== Work task ==
Would you repeat each line below exactly, without the pictures?

(Stored records)
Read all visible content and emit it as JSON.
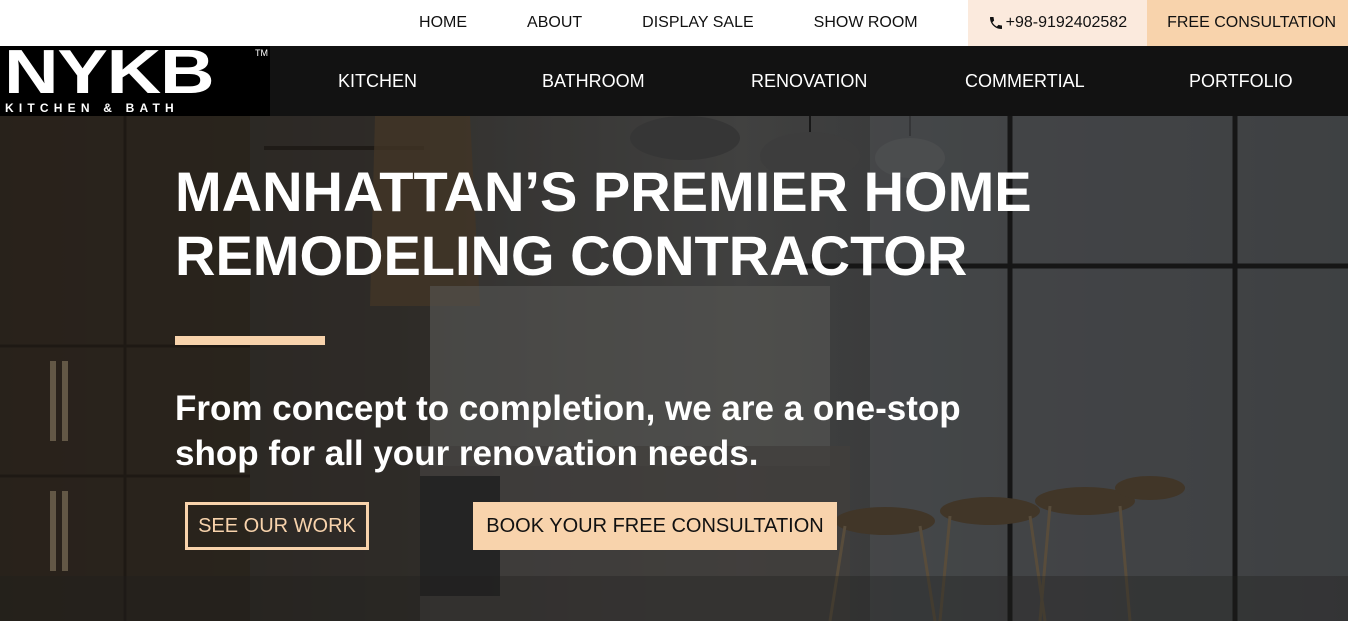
{
  "topbar": {
    "links": [
      "HOME",
      "ABOUT",
      "DISPLAY SALE",
      "SHOW ROOM"
    ],
    "phone": "+98-9192402582",
    "phone_icon": "phone-icon",
    "cta": "FREE CONSULTATION"
  },
  "logo": {
    "main": "NYKB",
    "tm": "TM",
    "sub": "KITCHEN & BATH"
  },
  "nav": {
    "items": [
      "KITCHEN",
      "BATHROOM",
      "RENOVATION",
      "COMMERTIAL",
      "PORTFOLIO"
    ]
  },
  "hero": {
    "title_line1": "MANHATTAN’S PREMIER HOME",
    "title_line2": "REMODELING CONTRACTOR",
    "subtitle_line1": "From concept to completion, we are a one-stop",
    "subtitle_line2": "shop for all your renovation needs.",
    "button_outline": "SEE OUR WORK",
    "button_fill": "BOOK YOUR FREE CONSULTATION"
  },
  "colors": {
    "accent": "#f8d3ac",
    "phone_bg": "#fbeadd",
    "nav_bg": "#121212"
  }
}
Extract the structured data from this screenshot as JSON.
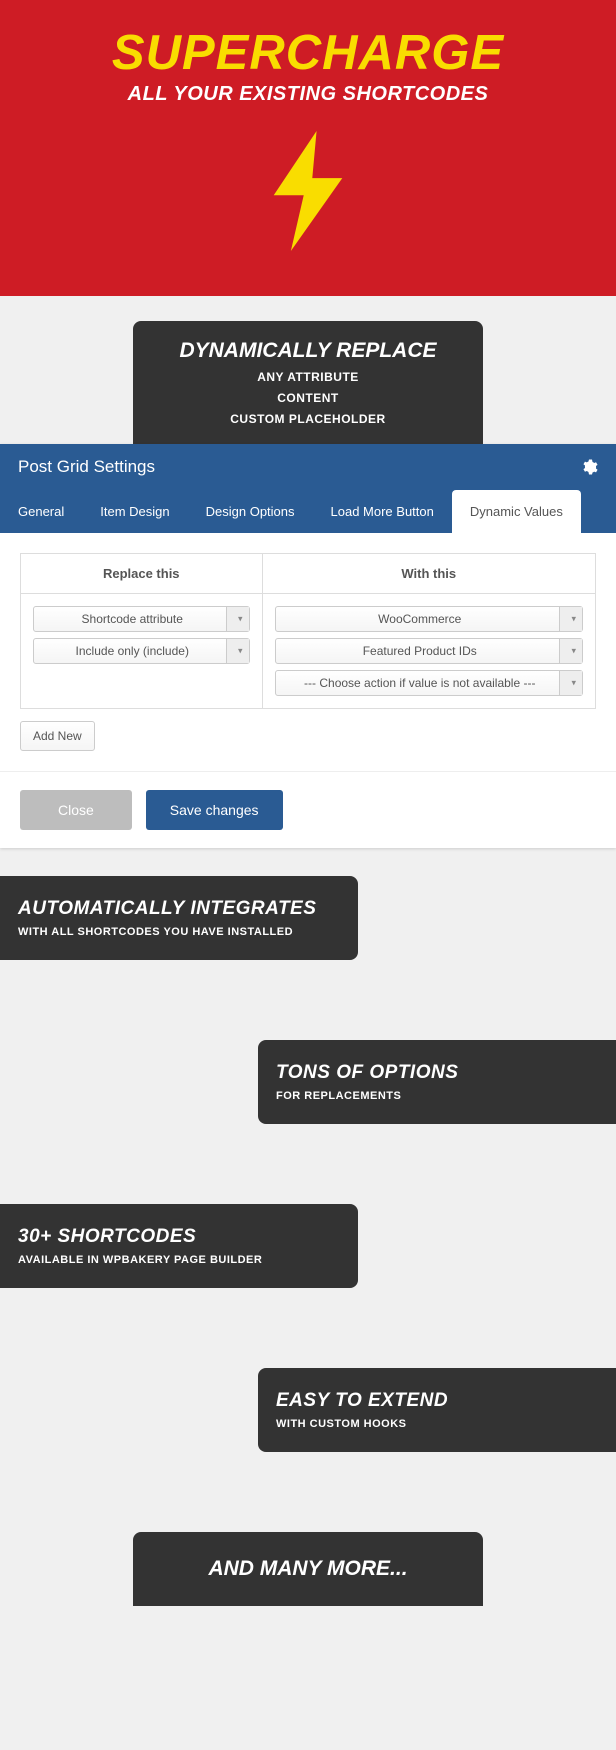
{
  "hero": {
    "title": "SUPERCHARGE",
    "subtitle": "ALL YOUR EXISTING SHORTCODES"
  },
  "intro": {
    "title": "DYNAMICALLY REPLACE",
    "lines": [
      "ANY ATTRIBUTE",
      "CONTENT",
      "CUSTOM PLACEHOLDER"
    ]
  },
  "panel": {
    "title": "Post Grid Settings",
    "tabs": [
      "General",
      "Item Design",
      "Design Options",
      "Load More Button",
      "Dynamic Values"
    ],
    "activeTab": 4,
    "columns": {
      "left": "Replace this",
      "right": "With this"
    },
    "leftSelects": [
      "Shortcode attribute",
      "Include only (include)"
    ],
    "rightSelects": [
      "WooCommerce",
      "Featured Product IDs",
      "--- Choose action if value is not available ---"
    ],
    "addNew": "Add New",
    "close": "Close",
    "save": "Save changes"
  },
  "features": [
    {
      "title": "AUTOMATICALLY INTEGRATES",
      "sub": "WITH ALL SHORTCODES YOU HAVE INSTALLED"
    },
    {
      "title": "TONS OF OPTIONS",
      "sub": "FOR REPLACEMENTS"
    },
    {
      "title": "30+ SHORTCODES",
      "sub": "AVAILABLE IN WPBAKERY PAGE BUILDER"
    },
    {
      "title": "EASY TO EXTEND",
      "sub": "WITH CUSTOM HOOKS"
    }
  ],
  "more": "AND MANY MORE..."
}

== Result of the task ==
Read all visible content and emit it as JSON.
{
  "topbar": {
    "links": [
      "HOME",
      "ABOUT",
      "DISPLAY SALE",
      "SHOW ROOM"
    ],
    "phone": "+98-9192402582",
    "phone_icon": "phone-icon",
    "cta": "FREE CONSULTATION"
  },
  "logo": {
    "main": "NYKB",
    "tm": "TM",
    "sub": "KITCHEN & BATH"
  },
  "nav": {
    "items": [
      "KITCHEN",
      "BATHROOM",
      "RENOVATION",
      "COMMERTIAL",
      "PORTFOLIO"
    ]
  },
  "hero": {
    "title_line1": "MANHATTAN’S PREMIER HOME",
    "title_line2": "REMODELING CONTRACTOR",
    "subtitle_line1": "From concept to completion, we are a one-stop",
    "subtitle_line2": "shop for all your renovation needs.",
    "button_outline": "SEE OUR WORK",
    "button_fill": "BOOK YOUR FREE CONSULTATION"
  },
  "colors": {
    "accent": "#f8d3ac",
    "phone_bg": "#fbeadd",
    "nav_bg": "#121212"
  }
}
Extract the structured data from this screenshot as JSON.
{
  "hero": {
    "title": "SUPERCHARGE",
    "subtitle": "ALL YOUR EXISTING SHORTCODES"
  },
  "intro": {
    "title": "DYNAMICALLY REPLACE",
    "lines": [
      "ANY ATTRIBUTE",
      "CONTENT",
      "CUSTOM PLACEHOLDER"
    ]
  },
  "panel": {
    "title": "Post Grid Settings",
    "tabs": [
      "General",
      "Item Design",
      "Design Options",
      "Load More Button",
      "Dynamic Values"
    ],
    "activeTab": 4,
    "columns": {
      "left": "Replace this",
      "right": "With this"
    },
    "leftSelects": [
      "Shortcode attribute",
      "Include only (include)"
    ],
    "rightSelects": [
      "WooCommerce",
      "Featured Product IDs",
      "--- Choose action if value is not available ---"
    ],
    "addNew": "Add New",
    "close": "Close",
    "save": "Save changes"
  },
  "features": [
    {
      "title": "AUTOMATICALLY INTEGRATES",
      "sub": "WITH ALL SHORTCODES YOU HAVE INSTALLED"
    },
    {
      "title": "TONS OF OPTIONS",
      "sub": "FOR REPLACEMENTS"
    },
    {
      "title": "30+ SHORTCODES",
      "sub": "AVAILABLE IN WPBAKERY PAGE BUILDER"
    },
    {
      "title": "EASY TO EXTEND",
      "sub": "WITH CUSTOM HOOKS"
    }
  ],
  "more": "AND MANY MORE..."
}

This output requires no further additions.